  • China has already engaged in massive construction of motorable roads to connect strategic points on Bhutan’s western side. According to reports, China wants to extend its roads from Doka La to Gamochin, which is under the guard of the Indian army. China’s efforts to move closer to the Siliguri corridor is a security threat for both India and Bhutan.
  • What’s more, China is expanding its network of railway lines in the region which could give its military a huge advantage.

Strategic location of Arunachal Pradesh

  • Arunachal’s strategic location Arunachal Pradesh is the closest location for India to target China with missiles. Also, Arunachal is the best location for
  • India to deploy a multi-layered air defence system for possible attacks from China. Thus, control over Arunachal will give China a strategic advantage.

Water power

  • We all know China has control over India’s water supply to the northeastern region. It has constructed several dams and can use water as a geo-strategic weapon against India by causing flooding or drought in the region.
  • The Tsangpo river, which originates in Tibet, flows into India and is called Siang in Arunachal Pradesh before it becomes the Brahmaputra.

Renaming places lowers ties between India and China:

  • China has recently attempted to rename 11 places in Arunachal Pradesh.
  • The Chinese Ministry of Civil Affairs said it would “standardise” 11 place names in what China calls “South Tibet or Zangnan”, an area consistently controlled by India.
  • India has summarily rejected China’s attempt to lay claim over areas of Arunachal Pradesh.
  • It is China’s third list since 2017.
  • It is seen as a deliberate affront to India’s territorial sovereignty.
  • The Ministry of External Affairs statement, that “invented names” will not alter the reality that Arunachal Pradesh is an integral part of India, mirrors what India had said in 2021 when China “renamed” 15 places.
  • Previous attempts to rename places:
    • In 2017:
      • The move to rename places in Arunachal Pradesh in 2017was seen as retaliation after the Dalai Lama’s visit to Tawang.
      • In 2017, there were six names.
    • In 2021:
      • In 2021, the move followed China’s new “Land and State Border Law”, that virtually authorised the government to reclaim territories claimed by China.
      • It was seen as a way to reassert its claim over the State as a whole.

What could be the factors behind such move?

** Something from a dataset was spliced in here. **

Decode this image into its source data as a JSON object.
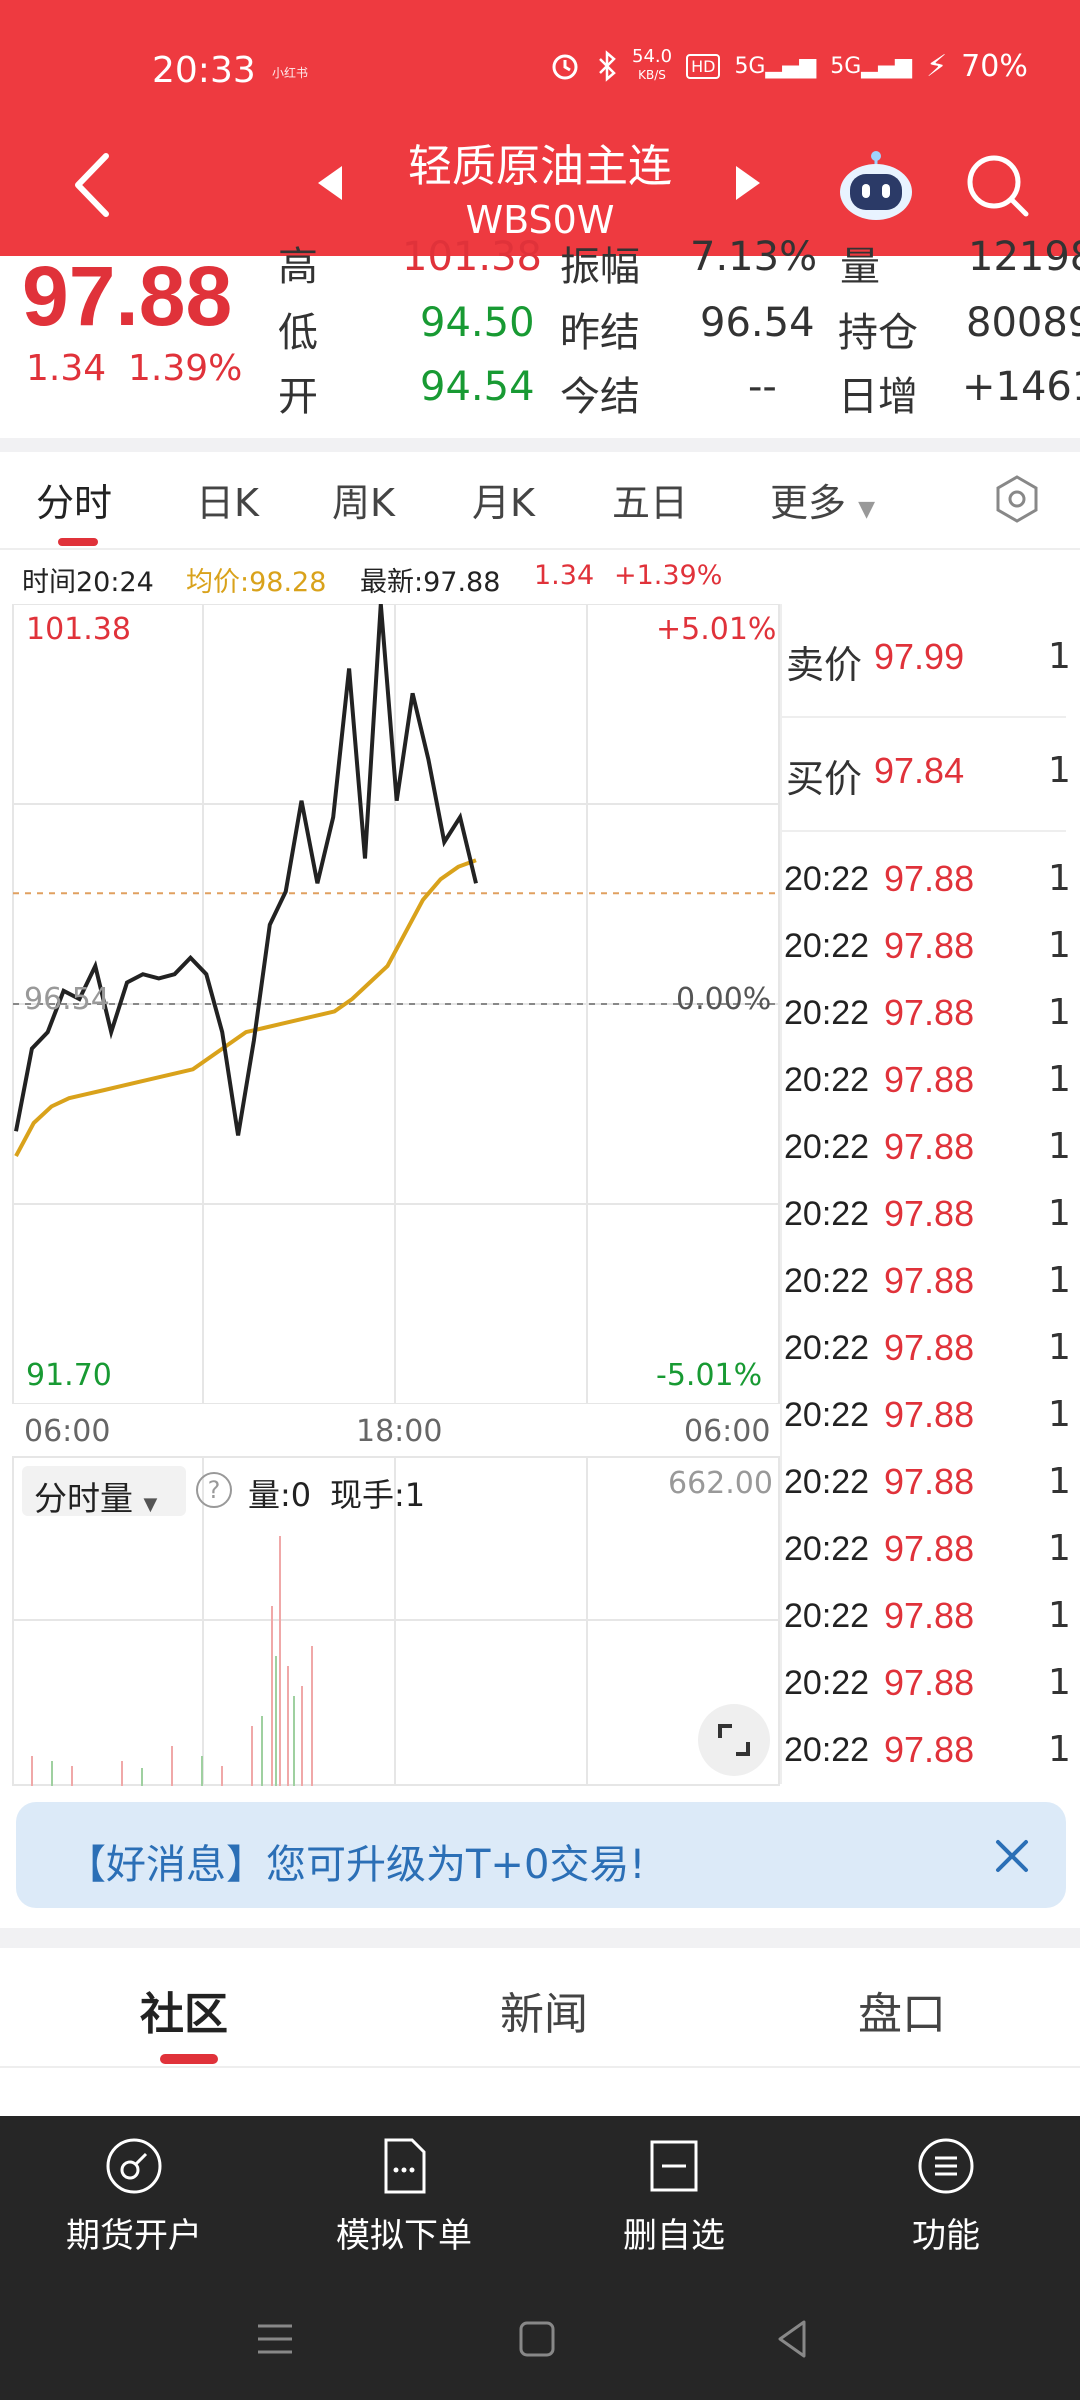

  • Indian Army Thwarted attempt by China’s PLA to transgress LAC:
    • The Indian Army rebuffed a PLA attempt to take over a post at Yangtse in the Tawang sector of the Line of Actual Control (LAC) in December 2022.
  • G20 meeting in Itanagar:
    • New Delhi’s decision to hold a G20 engagement group meeting on Innovation technology in Itanagar was boycotted by the Chinese embassy had boycotted.
  • Lack of meaningful dialogue:
    • The move by Chinese also reflects deteriorating ties and and the lack of meaningful dialogue for three years since the amassing of Chinese troops at the LAC in 2020 and transgressions that have led to scuffles, including the deadly encounter at Galwan.
    • Though many talk have been held and there has been disengagement at some standoff points, political relations have not been resumed.


Although the Government counters China’s false narrative and a renaming of areas that are firmly within India’s boundaries, it will be hard to prepare for a future course of action if it does not probe the reasons behind China’s moves and the motivation for its persistent aggressions.

February 2024